*Exercise objective*
If a line of the records contains the string "JSON", copy it out.

• • •

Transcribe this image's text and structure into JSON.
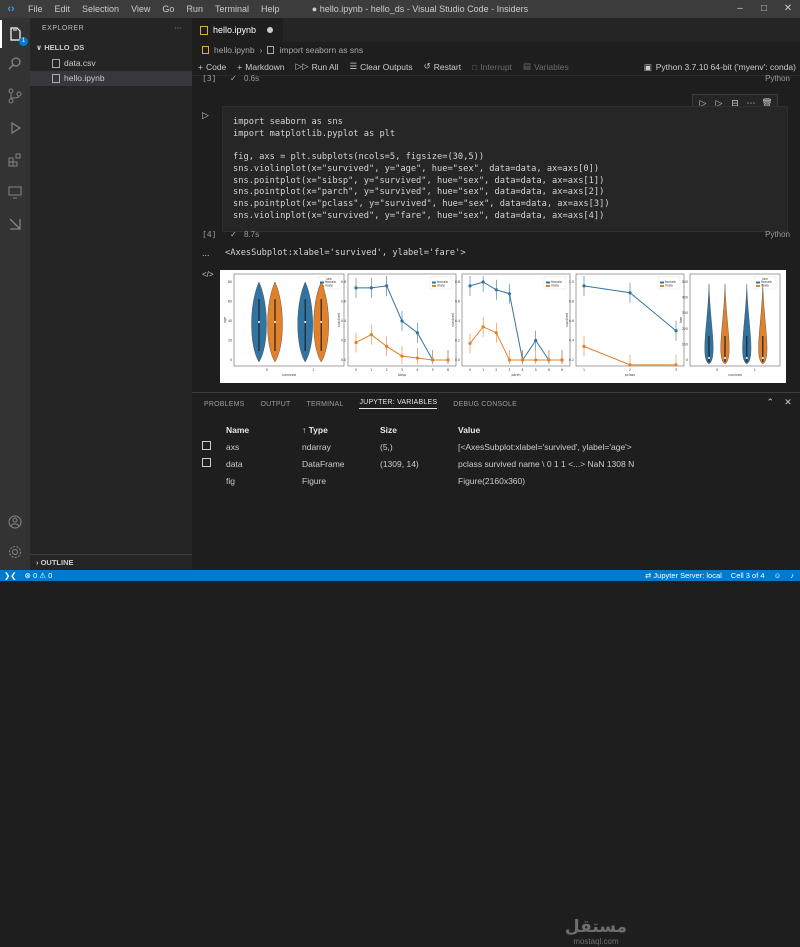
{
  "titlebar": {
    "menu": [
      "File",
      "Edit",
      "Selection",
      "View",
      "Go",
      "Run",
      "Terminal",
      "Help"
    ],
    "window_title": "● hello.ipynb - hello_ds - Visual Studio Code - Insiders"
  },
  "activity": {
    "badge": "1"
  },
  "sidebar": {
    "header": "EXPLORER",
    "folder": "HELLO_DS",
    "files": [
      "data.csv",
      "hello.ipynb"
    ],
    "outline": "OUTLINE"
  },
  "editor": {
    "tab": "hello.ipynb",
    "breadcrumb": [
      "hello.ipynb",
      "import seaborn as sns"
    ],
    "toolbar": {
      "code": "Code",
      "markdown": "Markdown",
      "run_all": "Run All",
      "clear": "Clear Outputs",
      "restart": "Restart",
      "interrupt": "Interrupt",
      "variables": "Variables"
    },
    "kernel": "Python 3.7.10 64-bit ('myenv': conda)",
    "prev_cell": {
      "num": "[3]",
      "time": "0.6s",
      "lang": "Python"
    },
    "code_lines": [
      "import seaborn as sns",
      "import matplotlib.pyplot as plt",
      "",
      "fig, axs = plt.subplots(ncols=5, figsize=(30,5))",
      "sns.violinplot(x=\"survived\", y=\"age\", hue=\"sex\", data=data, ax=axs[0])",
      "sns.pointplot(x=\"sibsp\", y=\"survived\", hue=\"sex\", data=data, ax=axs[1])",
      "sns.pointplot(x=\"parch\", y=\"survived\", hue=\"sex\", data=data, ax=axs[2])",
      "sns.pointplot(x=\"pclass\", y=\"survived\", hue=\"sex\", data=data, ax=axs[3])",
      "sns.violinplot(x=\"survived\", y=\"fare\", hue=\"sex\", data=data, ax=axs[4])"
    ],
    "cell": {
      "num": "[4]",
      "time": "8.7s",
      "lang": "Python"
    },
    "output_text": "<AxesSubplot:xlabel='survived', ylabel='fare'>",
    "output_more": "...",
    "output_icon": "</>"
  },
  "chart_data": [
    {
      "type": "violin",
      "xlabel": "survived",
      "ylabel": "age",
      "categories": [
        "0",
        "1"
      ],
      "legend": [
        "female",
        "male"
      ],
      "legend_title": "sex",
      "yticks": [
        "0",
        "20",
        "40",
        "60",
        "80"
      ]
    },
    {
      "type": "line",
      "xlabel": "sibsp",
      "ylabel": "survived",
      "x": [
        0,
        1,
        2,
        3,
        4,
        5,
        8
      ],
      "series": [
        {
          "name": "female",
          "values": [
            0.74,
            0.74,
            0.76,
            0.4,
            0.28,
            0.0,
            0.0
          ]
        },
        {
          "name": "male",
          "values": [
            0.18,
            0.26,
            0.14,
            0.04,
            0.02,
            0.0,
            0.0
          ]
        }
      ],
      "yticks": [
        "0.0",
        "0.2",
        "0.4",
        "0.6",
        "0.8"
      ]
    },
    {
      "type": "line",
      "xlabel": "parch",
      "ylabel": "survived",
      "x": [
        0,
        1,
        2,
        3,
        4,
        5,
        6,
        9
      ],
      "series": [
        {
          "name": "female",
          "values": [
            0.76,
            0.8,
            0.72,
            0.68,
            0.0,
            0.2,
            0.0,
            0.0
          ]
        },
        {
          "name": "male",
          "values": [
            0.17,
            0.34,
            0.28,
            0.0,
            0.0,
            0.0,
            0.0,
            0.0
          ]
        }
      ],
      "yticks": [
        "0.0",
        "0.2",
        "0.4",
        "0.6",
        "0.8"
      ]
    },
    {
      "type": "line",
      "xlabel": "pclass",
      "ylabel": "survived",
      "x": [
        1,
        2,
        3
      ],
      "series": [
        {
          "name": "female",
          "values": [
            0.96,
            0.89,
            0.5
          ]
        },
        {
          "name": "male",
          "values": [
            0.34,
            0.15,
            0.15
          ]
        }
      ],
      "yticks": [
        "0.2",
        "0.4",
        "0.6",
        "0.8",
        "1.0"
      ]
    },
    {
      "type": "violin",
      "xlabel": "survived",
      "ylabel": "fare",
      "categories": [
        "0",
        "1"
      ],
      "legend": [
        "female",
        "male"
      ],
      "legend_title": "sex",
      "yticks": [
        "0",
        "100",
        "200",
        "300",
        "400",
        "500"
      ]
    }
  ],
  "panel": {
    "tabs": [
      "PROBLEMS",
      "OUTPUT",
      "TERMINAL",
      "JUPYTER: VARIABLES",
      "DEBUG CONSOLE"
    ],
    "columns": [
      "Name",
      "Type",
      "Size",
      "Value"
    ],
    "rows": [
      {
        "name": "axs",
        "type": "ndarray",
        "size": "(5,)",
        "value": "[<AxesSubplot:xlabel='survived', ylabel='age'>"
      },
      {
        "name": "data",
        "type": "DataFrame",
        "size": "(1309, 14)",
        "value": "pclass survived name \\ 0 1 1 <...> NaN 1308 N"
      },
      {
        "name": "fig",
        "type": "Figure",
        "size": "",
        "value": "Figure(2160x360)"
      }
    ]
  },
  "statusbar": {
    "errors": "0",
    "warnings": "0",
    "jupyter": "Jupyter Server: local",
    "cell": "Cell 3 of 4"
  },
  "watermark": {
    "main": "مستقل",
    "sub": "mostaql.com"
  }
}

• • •

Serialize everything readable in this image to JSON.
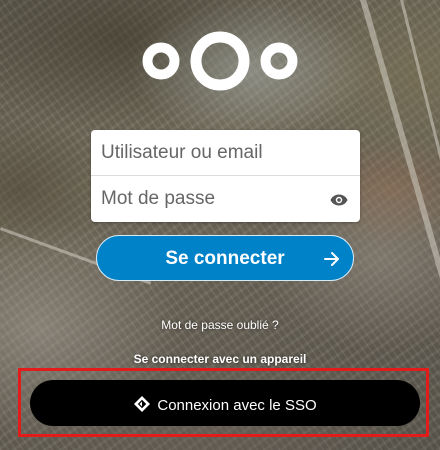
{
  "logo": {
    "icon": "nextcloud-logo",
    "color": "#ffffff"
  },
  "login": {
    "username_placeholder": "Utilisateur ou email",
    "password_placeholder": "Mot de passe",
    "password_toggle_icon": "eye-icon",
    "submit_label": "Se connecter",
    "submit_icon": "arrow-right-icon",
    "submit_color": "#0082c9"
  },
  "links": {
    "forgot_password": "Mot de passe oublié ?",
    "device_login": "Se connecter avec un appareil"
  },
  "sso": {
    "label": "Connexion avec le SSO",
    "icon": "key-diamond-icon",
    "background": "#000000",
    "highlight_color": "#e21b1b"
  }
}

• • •

*Task response*
Transcribe this image's text and structure into JSON.
Serialize everything readable in this image to JSON.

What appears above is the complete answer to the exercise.